__Provided records__
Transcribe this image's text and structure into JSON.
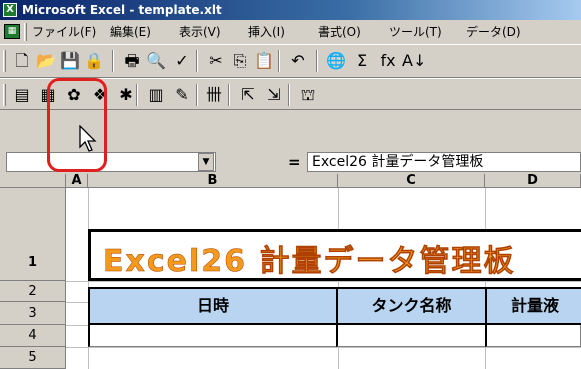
{
  "window": {
    "title": "Microsoft Excel - template.xlt"
  },
  "menu": [
    "ファイル(F)",
    "編集(E)",
    "表示(V)",
    "挿入(I)",
    "書式(O)",
    "ツール(T)",
    "データ(D)"
  ],
  "toolbar_standard": [
    {
      "name": "new-icon",
      "glyph": "🗋"
    },
    {
      "name": "open-icon",
      "glyph": "📂"
    },
    {
      "name": "save-icon",
      "glyph": "💾"
    },
    {
      "name": "permission-icon",
      "glyph": "🔒"
    },
    {
      "name": "print-icon",
      "glyph": "🖶"
    },
    {
      "name": "print-preview-icon",
      "glyph": "🔍"
    },
    {
      "name": "spelling-icon",
      "glyph": "✓"
    },
    {
      "name": "cut-icon",
      "glyph": "✂"
    },
    {
      "name": "copy-icon",
      "glyph": "⎘"
    },
    {
      "name": "paste-icon",
      "glyph": "📋"
    },
    {
      "name": "undo-icon",
      "glyph": "↶"
    },
    {
      "name": "hyperlink-icon",
      "glyph": "🌐"
    },
    {
      "name": "autosum-icon",
      "glyph": "Σ"
    },
    {
      "name": "function-icon",
      "glyph": "fx"
    },
    {
      "name": "sort-ascending-icon",
      "glyph": "A↓"
    }
  ],
  "toolbar_custom": [
    {
      "name": "custom-tool-1-icon",
      "glyph": "▤"
    },
    {
      "name": "data-form-icon",
      "glyph": "▦"
    },
    {
      "name": "custom-tool-3-icon",
      "glyph": "✿"
    },
    {
      "name": "custom-tool-4-icon",
      "glyph": "❖"
    },
    {
      "name": "custom-tool-5-icon",
      "glyph": "✱"
    },
    {
      "name": "custom-tool-6-icon",
      "glyph": "▥"
    },
    {
      "name": "custom-tool-7-icon",
      "glyph": "✎"
    },
    {
      "name": "custom-tool-8-icon",
      "glyph": "卌"
    },
    {
      "name": "custom-tool-9-icon",
      "glyph": "⇱"
    },
    {
      "name": "custom-tool-10-icon",
      "glyph": "⇲"
    },
    {
      "name": "custom-tool-11-icon",
      "glyph": "⛫"
    }
  ],
  "formula_bar": {
    "name_box": "",
    "equals": "=",
    "content": "Excel26 計量データ管理板"
  },
  "columns": [
    "A",
    "B",
    "C",
    "D"
  ],
  "rows": [
    "1",
    "2",
    "3",
    "4",
    "5"
  ],
  "sheet": {
    "title": "Excel26 計量データ管理板",
    "header_cells": [
      "日時",
      "タンク名称",
      "計量液"
    ]
  },
  "colors": {
    "title_bar": "#0a246a",
    "title_text": "#f39a1e",
    "header_fill": "#b8d4f0",
    "highlight_ring": "#e02020"
  }
}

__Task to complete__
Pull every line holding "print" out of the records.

__Expected output__
      "name": "print-icon",
      "name": "print-preview-icon",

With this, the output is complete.